- EXTRACTED DATA -
┄┄┄┄┄┄┄┄┄┄

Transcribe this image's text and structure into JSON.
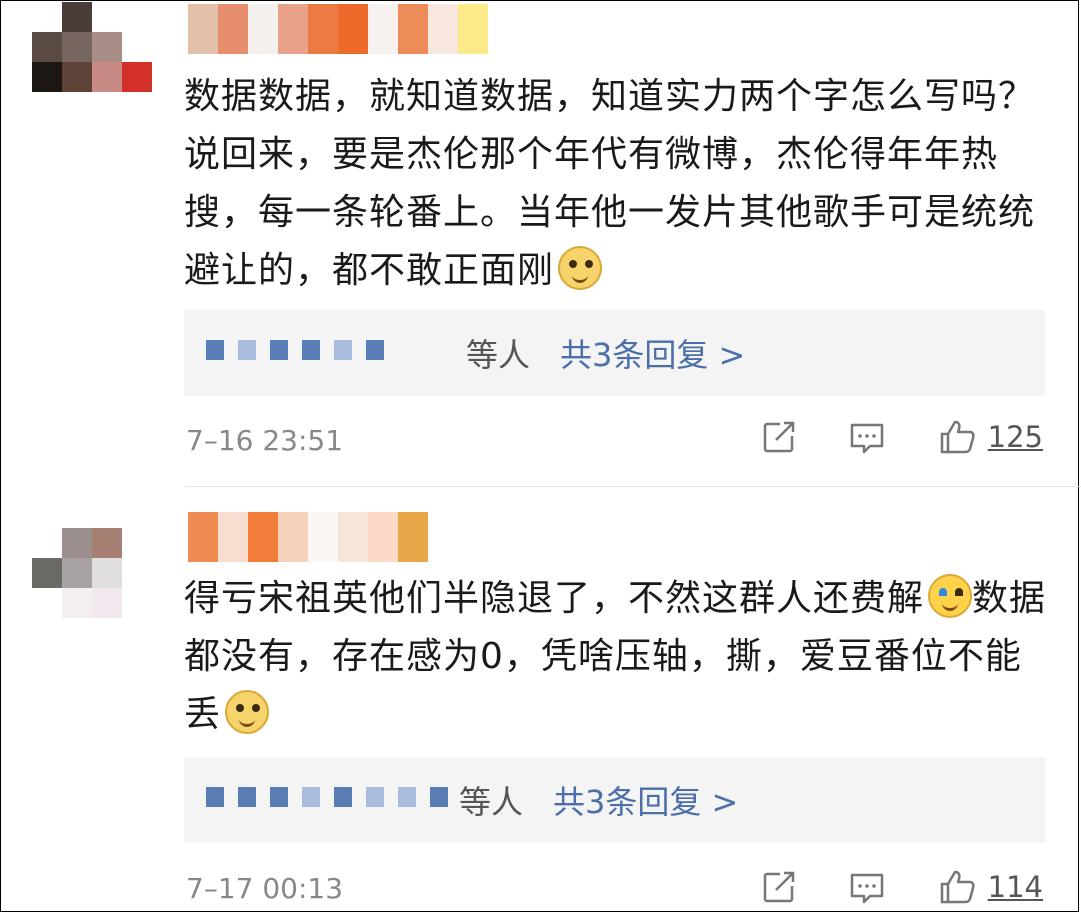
{
  "comments": [
    {
      "text": "数据数据，就知道数据，知道实力两个字怎么写吗？说回来，要是杰伦那个年代有微博，杰伦得年年热搜，每一条轮番上。当年他一发片其他歌手可是统统避让的，都不敢正面刚",
      "emoji_end": "doge-icon",
      "replies_suffix": "等人",
      "replies_link": "共3条回复 >",
      "time": "7–16 23:51",
      "likes": "125"
    },
    {
      "text_a": "得亏宋祖英他们半隐退了，不然这群人还费解",
      "emoji_mid": "laugh-cry-icon",
      "text_b": "数据都没有，存在感为0，凭啥压轴，撕，爱豆番位不能丢",
      "emoji_end": "doge-icon",
      "replies_suffix": "等人",
      "replies_link": "共3条回复 >",
      "time": "7–17 00:13",
      "likes": "114"
    }
  ],
  "icons": {
    "share": "share-icon",
    "comment": "comment-icon",
    "like": "thumbs-up-icon"
  },
  "colors": {
    "link": "#4b6fa8",
    "meta": "#888888",
    "reply_bg": "#f4f4f4"
  }
}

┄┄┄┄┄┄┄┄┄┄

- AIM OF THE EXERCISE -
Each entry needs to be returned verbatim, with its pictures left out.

- RESULT FOR THIS TASK -
Transcribe this image's text and structure into JSON.
{
  "comments": [
    {
      "text": "数据数据，就知道数据，知道实力两个字怎么写吗？说回来，要是杰伦那个年代有微博，杰伦得年年热搜，每一条轮番上。当年他一发片其他歌手可是统统避让的，都不敢正面刚",
      "emoji_end": "doge-icon",
      "replies_suffix": "等人",
      "replies_link": "共3条回复 >",
      "time": "7–16 23:51",
      "likes": "125"
    },
    {
      "text_a": "得亏宋祖英他们半隐退了，不然这群人还费解",
      "emoji_mid": "laugh-cry-icon",
      "text_b": "数据都没有，存在感为0，凭啥压轴，撕，爱豆番位不能丢",
      "emoji_end": "doge-icon",
      "replies_suffix": "等人",
      "replies_link": "共3条回复 >",
      "time": "7–17 00:13",
      "likes": "114"
    }
  ],
  "icons": {
    "share": "share-icon",
    "comment": "comment-icon",
    "like": "thumbs-up-icon"
  },
  "colors": {
    "link": "#4b6fa8",
    "meta": "#888888",
    "reply_bg": "#f4f4f4"
  }
}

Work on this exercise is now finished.